December 25, 1921 - July 20, 1943
Robert Henry Deugo was the son of Ira Edmund (labourer, foreman on Lanark County roads) and Dorothy (nee Fulton) Deugo, of Pakenham, Ontario. He had three brothers, with Roy Edmund, 24, overseas. Donald and Douglas were 12 and 10. The family was Anglican.
Deugo was a baker then a clerk with Connor Sutton during 1938 to 1940, in his spare time and holidays. He was unemployed due to lack of work at the store and there had been a reduction in staff. He liked hockey (played with Upper Ottawa Intermediate hockey team), tennis, swimming. He studied the radio in his spare time and he liked to make models. He initially wanted to apply to be an air gunner. "I am a crack shot and have won many contests. I understand the working order and firing of almost all guns," he wrote on his attestation papers in April 1940 in Ottawa. "Dr. W. W. Buttle says he has known him from birth, is of good character and average ability, comes from an honourable family and is entirely trustworthy." Also noted on the form: Dress: "Conservative, poorly dressed, but clean and neat." He was recommended for Air Gunner.
His journey through the BCATP started in June 1940 in Toronto, then to Windsor Mills, Dunnville, and Debert. He received his Wings February 10, 1941. By March 19, 1941, he was in the United Kingdom. He was at 59 OTU May 1941 and sent to 56 Squadron in November 1941. By December 17, 1942, he was with 198 Squadron.
He was considered Service Pilot material. He was posted to No. 1 ITS from No. 4 EFTS because he failed the navigation test.
He was at 56 Squardon by November 25, 1941 and taken on strength with 198 Squadron on January 23, 1943.
On June 1, 1942, Deugo was on patrol in Typhoon 1B R7678 when they were attacked and shot down by Spitfires of No. 401 Squadron off Dover. F/L Deugo succeeded in baling out, but suffered serious burns. "Shot down in Channel.

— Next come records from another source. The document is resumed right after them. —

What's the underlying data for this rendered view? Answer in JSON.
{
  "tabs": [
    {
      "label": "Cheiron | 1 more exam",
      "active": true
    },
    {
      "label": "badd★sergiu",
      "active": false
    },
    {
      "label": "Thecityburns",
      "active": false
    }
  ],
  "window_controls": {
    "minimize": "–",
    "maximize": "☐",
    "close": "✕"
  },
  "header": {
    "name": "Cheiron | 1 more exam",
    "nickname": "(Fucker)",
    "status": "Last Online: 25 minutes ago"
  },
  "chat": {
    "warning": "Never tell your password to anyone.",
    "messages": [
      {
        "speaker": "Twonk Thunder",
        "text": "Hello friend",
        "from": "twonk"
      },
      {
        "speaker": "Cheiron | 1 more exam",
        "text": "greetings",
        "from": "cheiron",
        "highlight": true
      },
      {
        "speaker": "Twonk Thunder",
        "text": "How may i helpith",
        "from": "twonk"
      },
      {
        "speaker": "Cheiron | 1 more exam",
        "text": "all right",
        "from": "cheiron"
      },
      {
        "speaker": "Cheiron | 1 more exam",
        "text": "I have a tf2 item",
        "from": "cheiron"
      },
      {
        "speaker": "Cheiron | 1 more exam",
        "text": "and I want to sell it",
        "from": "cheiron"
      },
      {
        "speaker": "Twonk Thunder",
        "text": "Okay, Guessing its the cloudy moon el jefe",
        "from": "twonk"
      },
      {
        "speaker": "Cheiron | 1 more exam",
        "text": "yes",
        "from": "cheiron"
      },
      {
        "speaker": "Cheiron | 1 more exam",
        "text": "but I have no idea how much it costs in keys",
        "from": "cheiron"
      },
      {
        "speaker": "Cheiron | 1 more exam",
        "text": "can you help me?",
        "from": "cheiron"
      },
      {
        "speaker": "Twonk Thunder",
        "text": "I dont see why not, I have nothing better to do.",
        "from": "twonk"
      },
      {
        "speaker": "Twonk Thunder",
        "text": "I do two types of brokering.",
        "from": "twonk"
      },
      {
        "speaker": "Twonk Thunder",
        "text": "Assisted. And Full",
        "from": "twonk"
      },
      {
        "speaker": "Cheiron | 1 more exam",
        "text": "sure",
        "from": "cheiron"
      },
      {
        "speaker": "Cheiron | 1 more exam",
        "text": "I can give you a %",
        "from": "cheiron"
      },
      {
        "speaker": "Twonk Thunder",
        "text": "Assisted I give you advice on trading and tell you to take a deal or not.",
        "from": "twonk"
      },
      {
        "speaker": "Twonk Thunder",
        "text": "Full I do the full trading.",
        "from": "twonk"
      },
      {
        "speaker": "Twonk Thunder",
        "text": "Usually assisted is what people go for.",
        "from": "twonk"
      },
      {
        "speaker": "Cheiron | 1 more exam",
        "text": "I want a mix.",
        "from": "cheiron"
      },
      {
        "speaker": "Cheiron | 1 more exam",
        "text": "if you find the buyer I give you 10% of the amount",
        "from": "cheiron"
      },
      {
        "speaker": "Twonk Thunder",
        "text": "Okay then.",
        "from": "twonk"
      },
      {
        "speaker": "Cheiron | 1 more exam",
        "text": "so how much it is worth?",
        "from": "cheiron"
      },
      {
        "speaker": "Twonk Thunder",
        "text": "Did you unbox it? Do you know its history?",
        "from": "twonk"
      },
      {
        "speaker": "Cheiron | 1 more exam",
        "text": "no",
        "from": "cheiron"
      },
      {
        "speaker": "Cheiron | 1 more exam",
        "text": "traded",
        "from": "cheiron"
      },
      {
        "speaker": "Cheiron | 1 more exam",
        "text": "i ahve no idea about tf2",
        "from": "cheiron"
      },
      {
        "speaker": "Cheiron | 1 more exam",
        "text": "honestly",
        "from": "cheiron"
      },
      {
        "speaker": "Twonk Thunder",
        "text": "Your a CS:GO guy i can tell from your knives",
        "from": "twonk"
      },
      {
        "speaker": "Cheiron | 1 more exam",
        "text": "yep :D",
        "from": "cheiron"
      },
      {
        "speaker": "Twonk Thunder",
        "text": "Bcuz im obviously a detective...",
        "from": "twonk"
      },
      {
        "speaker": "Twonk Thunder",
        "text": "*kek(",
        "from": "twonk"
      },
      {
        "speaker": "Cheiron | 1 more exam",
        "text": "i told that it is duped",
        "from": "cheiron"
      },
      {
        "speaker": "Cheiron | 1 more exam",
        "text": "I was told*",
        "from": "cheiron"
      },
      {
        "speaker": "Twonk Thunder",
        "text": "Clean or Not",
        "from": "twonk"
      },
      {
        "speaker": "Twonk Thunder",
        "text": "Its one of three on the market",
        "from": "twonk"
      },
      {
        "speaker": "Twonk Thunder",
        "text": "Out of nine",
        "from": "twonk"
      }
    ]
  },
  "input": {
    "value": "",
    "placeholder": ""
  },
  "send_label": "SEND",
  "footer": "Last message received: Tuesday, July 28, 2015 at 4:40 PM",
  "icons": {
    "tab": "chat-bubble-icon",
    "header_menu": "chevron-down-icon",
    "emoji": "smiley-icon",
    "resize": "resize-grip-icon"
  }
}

In water for two hours. Taken to hospital with 1st and 2nd degree burns of the face treated with sulphanilamide powder, tulle gras and saline dressing. Canon shell wound of right thigh and foot cleaned and sutured, and packed with sulphanilamide and gauze....gun shot wound sewn up with silk worm gut....gun shot wound of right foot also sewn with silk worm gut...somewhat depressed but general condition satisfactory. Burned areas of face infected." By June 10, he had B. Haemolytic streps in his face and right leg. Propamidine was applied to all infected areas. By June 20, his wounds were healing well. By June 28, his wounds were considered to be completely healed on his face and neck. He had surgery on July 2, 1942 of his right thigh, with grafts sewn into place. By July 28, 1942, he was transferred to RAF Officers Hospital, Torquay for a period of three week convalescence. He was deemed fit for duty August 20, 1942. His squadron mate, Sgt. Stuart-Turner was killed and has no known grave.
The circumstances of Deugo's crash: "No. 198 Squadron reported that Typhoon aircraft JP486 failed to return from air operations. The aircraft, piloted by F/L R. H. Deugo, took off at 0905 hours, on the 20th July, 1943, on a Rhubarb operation in the Poperinghe-Ghent area. Sgt. J. A. MacDonald was flying as his No. 2. The section approached the hostile coast SW of Dunkirk, considerably south of the projected course, turned NE parallel to coast, then to SE crossing the coast at Bray Dunes at 0929 hours and then proceeded SSE to Poperinghe, then turning east. A goods train was sighted on the Ypres-Menin railway and the section went into line, astern and made a steep turn to starboard in order to attack from NE to SW. F/L Deugo was seen to climb to about 300 feet and then dive to attack, firing as he dived. No flak was seen from the train at this tie, but F/L Deugo did not recover and was seen by Sgt. MacDonald to skate along the ground, break up and catch fire. German sources state that F/L Deugo was killed. He was buried on the 21st of July 1943 in the Municipal Cemetery, Dixmude, Belgium."